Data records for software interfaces
== Segment start ==

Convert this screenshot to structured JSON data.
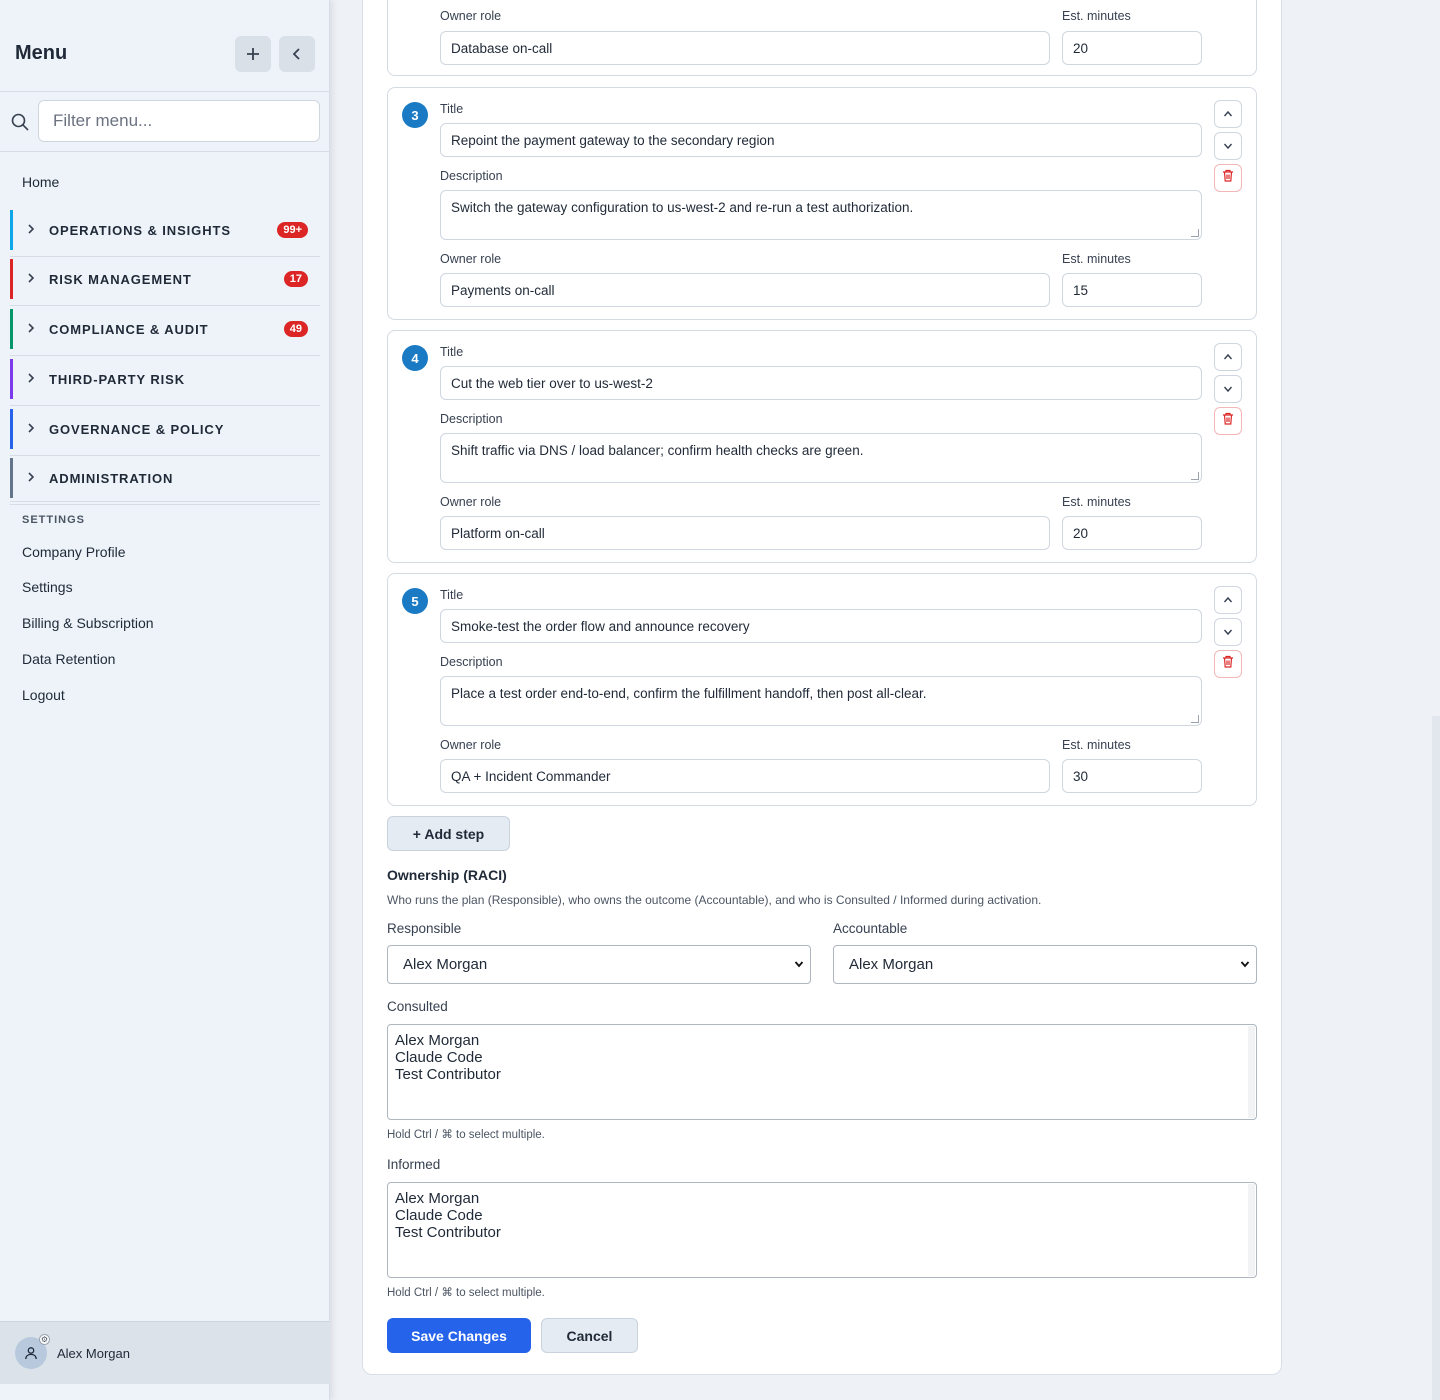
{
  "sidebar": {
    "title": "Menu",
    "add_icon": "plus-icon",
    "collapse_icon": "chevron-left-icon",
    "search_placeholder": "Filter menu...",
    "home": "Home",
    "sections": [
      {
        "label": "OPERATIONS & INSIGHTS",
        "badge": "99+",
        "color": "#0ea5e9"
      },
      {
        "label": "RISK MANAGEMENT",
        "badge": "17",
        "color": "#dc2626"
      },
      {
        "label": "COMPLIANCE & AUDIT",
        "badge": "49",
        "color": "#059669"
      },
      {
        "label": "THIRD-PARTY RISK",
        "badge": "",
        "color": "#7c3aed"
      },
      {
        "label": "GOVERNANCE & POLICY",
        "badge": "",
        "color": "#2563eb"
      },
      {
        "label": "ADMINISTRATION",
        "badge": "",
        "color": "#64748b"
      }
    ],
    "settings_heading": "SETTINGS",
    "settings_items": [
      "Company Profile",
      "Settings",
      "Billing & Subscription",
      "Data Retention",
      "Logout"
    ],
    "user_name": "Alex Morgan"
  },
  "labels": {
    "title": "Title",
    "description": "Description",
    "owner_role": "Owner role",
    "est_minutes": "Est. minutes"
  },
  "step2_partial": {
    "owner_role": "Database on-call",
    "est_minutes": "20"
  },
  "steps": [
    {
      "number": "3",
      "title": "Repoint the payment gateway to the secondary region",
      "description": "Switch the gateway configuration to us-west-2 and re-run a test authorization.",
      "owner_role": "Payments on-call",
      "est_minutes": "15"
    },
    {
      "number": "4",
      "title": "Cut the web tier over to us-west-2",
      "description": "Shift traffic via DNS / load balancer; confirm health checks are green.",
      "owner_role": "Platform on-call",
      "est_minutes": "20"
    },
    {
      "number": "5",
      "title": "Smoke-test the order flow and announce recovery",
      "description": "Place a test order end-to-end, confirm the fulfillment handoff, then post all-clear.",
      "owner_role": "QA + Incident Commander",
      "est_minutes": "30"
    }
  ],
  "add_step_label": "+ Add step",
  "raci": {
    "title": "Ownership (RACI)",
    "description": "Who runs the plan (Responsible), who owns the outcome (Accountable), and who is Consulted / Informed during activation.",
    "responsible_label": "Responsible",
    "responsible_value": "Alex Morgan",
    "accountable_label": "Accountable",
    "accountable_value": "Alex Morgan",
    "consulted_label": "Consulted",
    "consulted_options": [
      "Alex Morgan",
      "Claude Code",
      "Test Contributor"
    ],
    "informed_label": "Informed",
    "informed_options": [
      "Alex Morgan",
      "Claude Code",
      "Test Contributor"
    ],
    "hint": "Hold Ctrl / ⌘ to select multiple."
  },
  "actions": {
    "save": "Save Changes",
    "cancel": "Cancel"
  }
}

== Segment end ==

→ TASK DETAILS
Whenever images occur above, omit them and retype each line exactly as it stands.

→ EXPECTED ANSWER
Convert this screenshot to structured JSON data.
{
  "sidebar": {
    "title": "Menu",
    "add_icon": "plus-icon",
    "collapse_icon": "chevron-left-icon",
    "search_placeholder": "Filter menu...",
    "home": "Home",
    "sections": [
      {
        "label": "OPERATIONS & INSIGHTS",
        "badge": "99+",
        "color": "#0ea5e9"
      },
      {
        "label": "RISK MANAGEMENT",
        "badge": "17",
        "color": "#dc2626"
      },
      {
        "label": "COMPLIANCE & AUDIT",
        "badge": "49",
        "color": "#059669"
      },
      {
        "label": "THIRD-PARTY RISK",
        "badge": "",
        "color": "#7c3aed"
      },
      {
        "label": "GOVERNANCE & POLICY",
        "badge": "",
        "color": "#2563eb"
      },
      {
        "label": "ADMINISTRATION",
        "badge": "",
        "color": "#64748b"
      }
    ],
    "settings_heading": "SETTINGS",
    "settings_items": [
      "Company Profile",
      "Settings",
      "Billing & Subscription",
      "Data Retention",
      "Logout"
    ],
    "user_name": "Alex Morgan"
  },
  "labels": {
    "title": "Title",
    "description": "Description",
    "owner_role": "Owner role",
    "est_minutes": "Est. minutes"
  },
  "step2_partial": {
    "owner_role": "Database on-call",
    "est_minutes": "20"
  },
  "steps": [
    {
      "number": "3",
      "title": "Repoint the payment gateway to the secondary region",
      "description": "Switch the gateway configuration to us-west-2 and re-run a test authorization.",
      "owner_role": "Payments on-call",
      "est_minutes": "15"
    },
    {
      "number": "4",
      "title": "Cut the web tier over to us-west-2",
      "description": "Shift traffic via DNS / load balancer; confirm health checks are green.",
      "owner_role": "Platform on-call",
      "est_minutes": "20"
    },
    {
      "number": "5",
      "title": "Smoke-test the order flow and announce recovery",
      "description": "Place a test order end-to-end, confirm the fulfillment handoff, then post all-clear.",
      "owner_role": "QA + Incident Commander",
      "est_minutes": "30"
    }
  ],
  "add_step_label": "+ Add step",
  "raci": {
    "title": "Ownership (RACI)",
    "description": "Who runs the plan (Responsible), who owns the outcome (Accountable), and who is Consulted / Informed during activation.",
    "responsible_label": "Responsible",
    "responsible_value": "Alex Morgan",
    "accountable_label": "Accountable",
    "accountable_value": "Alex Morgan",
    "consulted_label": "Consulted",
    "consulted_options": [
      "Alex Morgan",
      "Claude Code",
      "Test Contributor"
    ],
    "informed_label": "Informed",
    "informed_options": [
      "Alex Morgan",
      "Claude Code",
      "Test Contributor"
    ],
    "hint": "Hold Ctrl / ⌘ to select multiple."
  },
  "actions": {
    "save": "Save Changes",
    "cancel": "Cancel"
  }
}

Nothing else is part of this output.